Project monitoring isn't the same thing as project management, though the two should go hand-in-hand. Project monitoring is the stage of development where you gather data after implementing a change or releasing a new product. While monitoring involves less tangible work than other phases of project management, it's one that should never be overlooked. Proper project monitoring will allow you to capitalize on the life of your goods or services and give you quantitative and qualitative results on your campaign or product.
Four Key Stages of Project Monitoring
The stages of monitoring and evaluation include introduction, growth, maturity and decline.
- Introduction: Typically, profits during this phase in project monitoring are low, almost always explainable by development/production costs and marketing before the good or service is released. This should also be the point in the monitoring process where prices are highest. Monitoring allows the newness of the good or service to work in your favor and is an effort to recoup production costs as early as possible.

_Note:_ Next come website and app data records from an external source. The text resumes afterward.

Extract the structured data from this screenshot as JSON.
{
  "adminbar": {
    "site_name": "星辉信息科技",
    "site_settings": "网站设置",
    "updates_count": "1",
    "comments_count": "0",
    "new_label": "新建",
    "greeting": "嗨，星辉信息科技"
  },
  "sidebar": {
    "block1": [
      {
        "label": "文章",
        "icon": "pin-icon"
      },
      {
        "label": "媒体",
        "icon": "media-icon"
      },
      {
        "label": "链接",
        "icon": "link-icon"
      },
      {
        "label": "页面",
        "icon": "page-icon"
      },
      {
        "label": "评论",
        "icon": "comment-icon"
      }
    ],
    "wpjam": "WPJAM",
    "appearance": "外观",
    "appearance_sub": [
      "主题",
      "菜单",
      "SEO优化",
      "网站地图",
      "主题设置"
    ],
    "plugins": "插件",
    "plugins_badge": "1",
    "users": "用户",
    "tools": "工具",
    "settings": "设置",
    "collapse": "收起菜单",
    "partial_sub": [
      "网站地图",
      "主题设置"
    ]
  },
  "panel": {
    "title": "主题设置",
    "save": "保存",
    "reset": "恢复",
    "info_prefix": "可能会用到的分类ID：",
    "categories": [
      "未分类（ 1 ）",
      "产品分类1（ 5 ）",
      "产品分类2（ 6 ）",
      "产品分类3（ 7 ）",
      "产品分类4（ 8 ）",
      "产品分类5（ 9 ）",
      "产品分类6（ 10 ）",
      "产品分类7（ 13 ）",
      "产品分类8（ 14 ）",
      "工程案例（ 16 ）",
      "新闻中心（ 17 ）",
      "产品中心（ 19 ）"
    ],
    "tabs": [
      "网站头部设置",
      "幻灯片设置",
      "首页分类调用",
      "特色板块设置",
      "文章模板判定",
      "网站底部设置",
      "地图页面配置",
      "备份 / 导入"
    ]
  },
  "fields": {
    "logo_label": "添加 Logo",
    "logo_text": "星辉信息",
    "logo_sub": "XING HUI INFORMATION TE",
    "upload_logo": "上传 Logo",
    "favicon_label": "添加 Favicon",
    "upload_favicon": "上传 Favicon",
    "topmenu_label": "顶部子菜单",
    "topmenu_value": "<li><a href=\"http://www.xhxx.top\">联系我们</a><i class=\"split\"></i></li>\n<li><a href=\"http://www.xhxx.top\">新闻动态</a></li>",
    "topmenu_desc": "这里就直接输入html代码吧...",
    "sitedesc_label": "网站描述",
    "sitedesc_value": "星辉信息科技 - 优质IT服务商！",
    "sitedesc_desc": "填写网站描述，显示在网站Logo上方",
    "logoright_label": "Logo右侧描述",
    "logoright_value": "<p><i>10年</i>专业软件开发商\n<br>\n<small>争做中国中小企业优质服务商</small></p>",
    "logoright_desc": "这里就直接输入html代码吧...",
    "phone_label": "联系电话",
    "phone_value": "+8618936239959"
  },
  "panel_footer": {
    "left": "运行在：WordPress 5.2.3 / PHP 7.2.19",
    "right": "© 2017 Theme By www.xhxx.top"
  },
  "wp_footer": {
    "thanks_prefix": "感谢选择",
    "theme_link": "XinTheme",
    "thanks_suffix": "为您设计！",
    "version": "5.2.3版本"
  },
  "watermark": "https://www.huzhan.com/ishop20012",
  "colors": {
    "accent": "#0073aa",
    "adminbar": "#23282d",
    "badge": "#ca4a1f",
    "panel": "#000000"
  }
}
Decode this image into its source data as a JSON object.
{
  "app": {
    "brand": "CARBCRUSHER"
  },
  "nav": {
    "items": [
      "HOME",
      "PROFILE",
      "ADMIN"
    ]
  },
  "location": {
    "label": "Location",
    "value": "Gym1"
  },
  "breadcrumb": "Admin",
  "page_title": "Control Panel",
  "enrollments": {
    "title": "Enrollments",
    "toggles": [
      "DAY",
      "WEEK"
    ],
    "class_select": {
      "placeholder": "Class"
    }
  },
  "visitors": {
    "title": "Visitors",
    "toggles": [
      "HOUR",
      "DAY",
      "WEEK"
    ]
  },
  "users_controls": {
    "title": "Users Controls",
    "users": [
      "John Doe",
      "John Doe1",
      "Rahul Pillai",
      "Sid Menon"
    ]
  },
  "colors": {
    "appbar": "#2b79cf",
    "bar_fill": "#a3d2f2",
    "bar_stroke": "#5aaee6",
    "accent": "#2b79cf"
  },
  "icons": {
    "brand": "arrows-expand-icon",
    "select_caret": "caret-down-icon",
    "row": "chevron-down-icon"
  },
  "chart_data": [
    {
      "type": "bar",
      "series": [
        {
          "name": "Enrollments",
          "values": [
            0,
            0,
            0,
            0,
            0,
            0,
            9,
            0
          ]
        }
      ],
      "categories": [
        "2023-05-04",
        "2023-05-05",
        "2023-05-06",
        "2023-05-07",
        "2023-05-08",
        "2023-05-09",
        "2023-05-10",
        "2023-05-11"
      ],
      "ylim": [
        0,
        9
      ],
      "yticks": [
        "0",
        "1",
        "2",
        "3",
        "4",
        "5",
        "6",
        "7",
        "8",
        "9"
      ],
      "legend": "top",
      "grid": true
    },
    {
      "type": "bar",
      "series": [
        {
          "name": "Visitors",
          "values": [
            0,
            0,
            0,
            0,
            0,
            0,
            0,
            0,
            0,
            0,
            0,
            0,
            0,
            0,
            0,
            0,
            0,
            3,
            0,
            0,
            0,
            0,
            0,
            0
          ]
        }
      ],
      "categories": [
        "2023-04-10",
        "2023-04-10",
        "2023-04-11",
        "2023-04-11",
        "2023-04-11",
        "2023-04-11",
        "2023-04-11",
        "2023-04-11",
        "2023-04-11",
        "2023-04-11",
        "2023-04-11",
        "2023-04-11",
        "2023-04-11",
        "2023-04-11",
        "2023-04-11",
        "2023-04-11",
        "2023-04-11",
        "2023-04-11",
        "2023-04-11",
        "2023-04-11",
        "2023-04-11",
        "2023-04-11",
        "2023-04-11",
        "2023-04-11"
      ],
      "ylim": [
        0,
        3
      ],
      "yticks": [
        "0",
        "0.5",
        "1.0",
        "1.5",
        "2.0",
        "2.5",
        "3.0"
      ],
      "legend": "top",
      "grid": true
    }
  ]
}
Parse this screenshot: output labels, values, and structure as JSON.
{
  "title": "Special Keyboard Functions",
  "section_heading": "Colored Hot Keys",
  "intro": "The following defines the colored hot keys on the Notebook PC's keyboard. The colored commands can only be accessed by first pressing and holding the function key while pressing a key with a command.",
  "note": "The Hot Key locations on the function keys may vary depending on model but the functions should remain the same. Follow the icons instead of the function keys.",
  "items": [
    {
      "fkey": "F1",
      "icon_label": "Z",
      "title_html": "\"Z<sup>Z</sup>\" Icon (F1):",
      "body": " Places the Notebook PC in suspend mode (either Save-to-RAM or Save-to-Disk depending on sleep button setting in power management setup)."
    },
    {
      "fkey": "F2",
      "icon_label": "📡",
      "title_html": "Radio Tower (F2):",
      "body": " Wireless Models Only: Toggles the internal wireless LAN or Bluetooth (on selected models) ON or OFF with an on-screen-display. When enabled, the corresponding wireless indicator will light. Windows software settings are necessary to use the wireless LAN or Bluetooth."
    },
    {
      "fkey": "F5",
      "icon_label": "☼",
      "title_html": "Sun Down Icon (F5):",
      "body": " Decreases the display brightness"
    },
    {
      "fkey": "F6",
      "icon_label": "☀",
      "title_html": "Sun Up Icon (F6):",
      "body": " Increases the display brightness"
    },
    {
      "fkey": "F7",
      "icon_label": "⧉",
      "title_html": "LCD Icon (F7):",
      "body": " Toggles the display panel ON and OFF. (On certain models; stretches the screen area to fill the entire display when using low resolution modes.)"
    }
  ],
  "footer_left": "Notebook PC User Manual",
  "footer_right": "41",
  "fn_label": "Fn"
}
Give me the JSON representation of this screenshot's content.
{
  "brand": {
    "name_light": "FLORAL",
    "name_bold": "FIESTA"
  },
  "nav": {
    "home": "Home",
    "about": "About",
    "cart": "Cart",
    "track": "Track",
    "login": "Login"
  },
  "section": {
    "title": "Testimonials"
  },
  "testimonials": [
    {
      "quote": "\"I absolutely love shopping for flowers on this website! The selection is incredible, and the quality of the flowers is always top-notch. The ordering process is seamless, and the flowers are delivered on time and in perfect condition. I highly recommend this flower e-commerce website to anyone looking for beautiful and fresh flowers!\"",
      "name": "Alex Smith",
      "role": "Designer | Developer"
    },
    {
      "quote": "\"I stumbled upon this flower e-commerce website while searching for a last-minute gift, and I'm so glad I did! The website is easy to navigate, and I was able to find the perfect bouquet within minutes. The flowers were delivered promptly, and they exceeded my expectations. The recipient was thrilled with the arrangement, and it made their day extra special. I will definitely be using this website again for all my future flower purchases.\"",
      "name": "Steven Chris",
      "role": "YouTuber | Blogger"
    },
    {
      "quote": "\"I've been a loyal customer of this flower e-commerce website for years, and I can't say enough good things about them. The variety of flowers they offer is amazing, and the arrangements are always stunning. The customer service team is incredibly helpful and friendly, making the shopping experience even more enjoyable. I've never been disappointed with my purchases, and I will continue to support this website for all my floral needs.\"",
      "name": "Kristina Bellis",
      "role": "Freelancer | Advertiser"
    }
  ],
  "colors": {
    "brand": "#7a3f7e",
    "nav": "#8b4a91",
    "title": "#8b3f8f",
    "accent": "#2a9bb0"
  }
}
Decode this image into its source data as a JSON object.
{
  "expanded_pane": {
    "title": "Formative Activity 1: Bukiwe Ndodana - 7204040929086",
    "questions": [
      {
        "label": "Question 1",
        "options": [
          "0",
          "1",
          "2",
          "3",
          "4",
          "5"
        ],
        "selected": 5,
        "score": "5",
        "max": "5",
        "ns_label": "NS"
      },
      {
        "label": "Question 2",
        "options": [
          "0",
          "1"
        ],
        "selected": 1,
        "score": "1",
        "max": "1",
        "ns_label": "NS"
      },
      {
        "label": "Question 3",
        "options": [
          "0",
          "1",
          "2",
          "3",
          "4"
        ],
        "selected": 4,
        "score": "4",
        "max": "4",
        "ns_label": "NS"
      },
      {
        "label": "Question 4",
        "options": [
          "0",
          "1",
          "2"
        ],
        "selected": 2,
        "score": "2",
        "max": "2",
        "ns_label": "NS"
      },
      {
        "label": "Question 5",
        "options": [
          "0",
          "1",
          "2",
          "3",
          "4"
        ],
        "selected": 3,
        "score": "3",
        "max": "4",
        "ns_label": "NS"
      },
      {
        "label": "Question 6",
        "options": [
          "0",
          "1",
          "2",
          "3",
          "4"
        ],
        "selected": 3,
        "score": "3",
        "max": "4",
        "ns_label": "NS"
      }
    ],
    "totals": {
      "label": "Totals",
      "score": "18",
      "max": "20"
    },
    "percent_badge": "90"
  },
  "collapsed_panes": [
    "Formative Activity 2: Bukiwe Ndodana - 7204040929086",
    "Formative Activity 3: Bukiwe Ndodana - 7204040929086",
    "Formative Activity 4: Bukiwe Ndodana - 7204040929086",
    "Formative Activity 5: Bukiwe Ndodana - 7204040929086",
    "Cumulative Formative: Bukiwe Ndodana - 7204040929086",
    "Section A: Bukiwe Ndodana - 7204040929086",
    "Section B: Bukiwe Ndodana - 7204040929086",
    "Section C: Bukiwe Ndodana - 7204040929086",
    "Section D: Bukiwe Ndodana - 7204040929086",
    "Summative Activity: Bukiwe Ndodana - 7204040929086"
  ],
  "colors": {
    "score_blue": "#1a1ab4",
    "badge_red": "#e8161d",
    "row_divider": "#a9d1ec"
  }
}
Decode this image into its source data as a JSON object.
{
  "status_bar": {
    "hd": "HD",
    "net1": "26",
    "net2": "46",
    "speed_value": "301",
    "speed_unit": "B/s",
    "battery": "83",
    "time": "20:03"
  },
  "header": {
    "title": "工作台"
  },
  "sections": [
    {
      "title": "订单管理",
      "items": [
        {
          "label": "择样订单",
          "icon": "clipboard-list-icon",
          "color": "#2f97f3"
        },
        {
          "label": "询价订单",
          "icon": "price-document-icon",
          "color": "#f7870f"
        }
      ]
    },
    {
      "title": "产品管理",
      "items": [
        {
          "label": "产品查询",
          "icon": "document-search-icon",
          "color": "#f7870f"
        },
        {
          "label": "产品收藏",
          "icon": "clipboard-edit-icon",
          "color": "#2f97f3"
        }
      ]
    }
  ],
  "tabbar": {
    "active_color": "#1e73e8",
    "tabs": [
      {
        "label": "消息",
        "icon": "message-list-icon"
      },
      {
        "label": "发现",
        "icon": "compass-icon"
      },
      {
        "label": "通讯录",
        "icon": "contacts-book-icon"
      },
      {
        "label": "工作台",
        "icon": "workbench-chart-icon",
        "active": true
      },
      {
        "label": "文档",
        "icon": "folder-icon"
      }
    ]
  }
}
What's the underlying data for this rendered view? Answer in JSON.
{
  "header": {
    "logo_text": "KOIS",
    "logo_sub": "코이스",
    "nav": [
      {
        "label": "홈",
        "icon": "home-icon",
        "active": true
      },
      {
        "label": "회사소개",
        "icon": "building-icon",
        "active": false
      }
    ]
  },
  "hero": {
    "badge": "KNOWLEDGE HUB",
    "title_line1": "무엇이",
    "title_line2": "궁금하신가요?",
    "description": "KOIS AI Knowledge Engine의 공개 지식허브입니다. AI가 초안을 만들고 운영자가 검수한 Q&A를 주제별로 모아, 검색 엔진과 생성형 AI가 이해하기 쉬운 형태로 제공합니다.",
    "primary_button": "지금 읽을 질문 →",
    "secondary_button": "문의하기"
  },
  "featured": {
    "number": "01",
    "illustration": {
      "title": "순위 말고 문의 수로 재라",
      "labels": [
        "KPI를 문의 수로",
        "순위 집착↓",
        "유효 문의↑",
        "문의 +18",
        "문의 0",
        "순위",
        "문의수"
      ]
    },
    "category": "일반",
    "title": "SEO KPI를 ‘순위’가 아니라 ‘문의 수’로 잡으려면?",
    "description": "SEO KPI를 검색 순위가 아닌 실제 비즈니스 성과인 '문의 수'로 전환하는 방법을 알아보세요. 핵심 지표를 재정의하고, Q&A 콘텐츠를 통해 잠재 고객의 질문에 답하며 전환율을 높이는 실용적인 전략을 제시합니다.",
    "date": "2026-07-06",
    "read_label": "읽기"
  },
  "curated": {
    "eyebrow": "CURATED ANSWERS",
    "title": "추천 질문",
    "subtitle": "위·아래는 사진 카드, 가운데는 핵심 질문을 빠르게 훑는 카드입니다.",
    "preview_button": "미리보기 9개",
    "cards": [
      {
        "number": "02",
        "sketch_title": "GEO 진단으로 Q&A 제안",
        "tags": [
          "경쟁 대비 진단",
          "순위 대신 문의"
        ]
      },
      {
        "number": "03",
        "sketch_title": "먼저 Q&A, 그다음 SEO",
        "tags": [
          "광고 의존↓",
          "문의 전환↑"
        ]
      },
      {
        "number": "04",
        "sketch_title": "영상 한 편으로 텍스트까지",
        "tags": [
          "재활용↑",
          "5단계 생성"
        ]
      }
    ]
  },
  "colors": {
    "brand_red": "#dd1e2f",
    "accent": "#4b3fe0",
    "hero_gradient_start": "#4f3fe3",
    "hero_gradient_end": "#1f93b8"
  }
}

- Growth: Sales will increase at this point due to demand. For example, once a video game goes through all the expensive pre-release- and release-day offers, the set price of the game will rise or fall relative to the demand for that game. In a perfect world, this new and growing stage is all profit since you've ideally recouped your production losses during the introduction.
- Maturity: This is the plateau of your project. Depending on its success, you should see sales drop, increase or level off. The price of your good or service should adjust during the decline in sales. To use the video game example above, once the game has been out for a few months and all of the new sales and add-ons are on the market, sales will naturally level off or drop, and the price of the game, in turn, drops.
More About the Maturity Stage
At the maturity stage, you should also be conducting market research on competitors to see if there's anything else that can be done to generate more profit from the project. This is what happens, for instance, when video games release DLC (downloadable content) and they see a spike in product value. Your market research should also give you an idea of where to go next once the life cycle of this good or service is at an end.
Ending the Project Monitoring Process
At the end of the project monitoring process is the decline stage.
- Decline: During the decline, your sales will continue to fall. Decline is natural for all goods and services as the market changes, and by this point, the item or service should have generated enough cash flow to make it a success. If it hasn't, you can compare your original plan to the market research and go back to the drawing board. You should be able to access your research to see what your competitors do and look for an in to that market.
Key Elements to Consider
From the above overview, you should be able to tell what the main focus of each stage in the project monitoring process is. Your initial development, production and advertising work isn’t genuinely tested until you get to the maturity stage of the process. While maturity should be the most prolonged period in your good or service’s life, you don’t want to treat the other parts of the process flippantly.
During your production, you should always have an eye to growth and variation. When you focus on competitive analysis, you should treat your product or service in the same way you handle those of your competitors. Many companies will offload this job to another person or firm that can be more objective than the team that developed the idea.
Compare the lifespan of your project to the lifespan of its competition to figure out where you're falling short and where you're succeeding. A life cycle report should be the endgame of your project release. This report gives valuable feedback that you can use to change the way products or services are made, advertised, released and maintained.
Danielle Smyth is a writer and content marketer from upstate New York. She has been writing on business-related topics for nearly 10 years. She owns her own content marketing agency, Wordsmyth Creative Content Marketing (www.wordsmythcontent.com) and she works with a number of small businesses to develop B2B content for their websites, social media accounts, and marketing materials. In addition to this content, she has written business-related articles for sites like Sweet Frivolity, Alliance Worldwide Investigative Group, Bloom Co and Spent.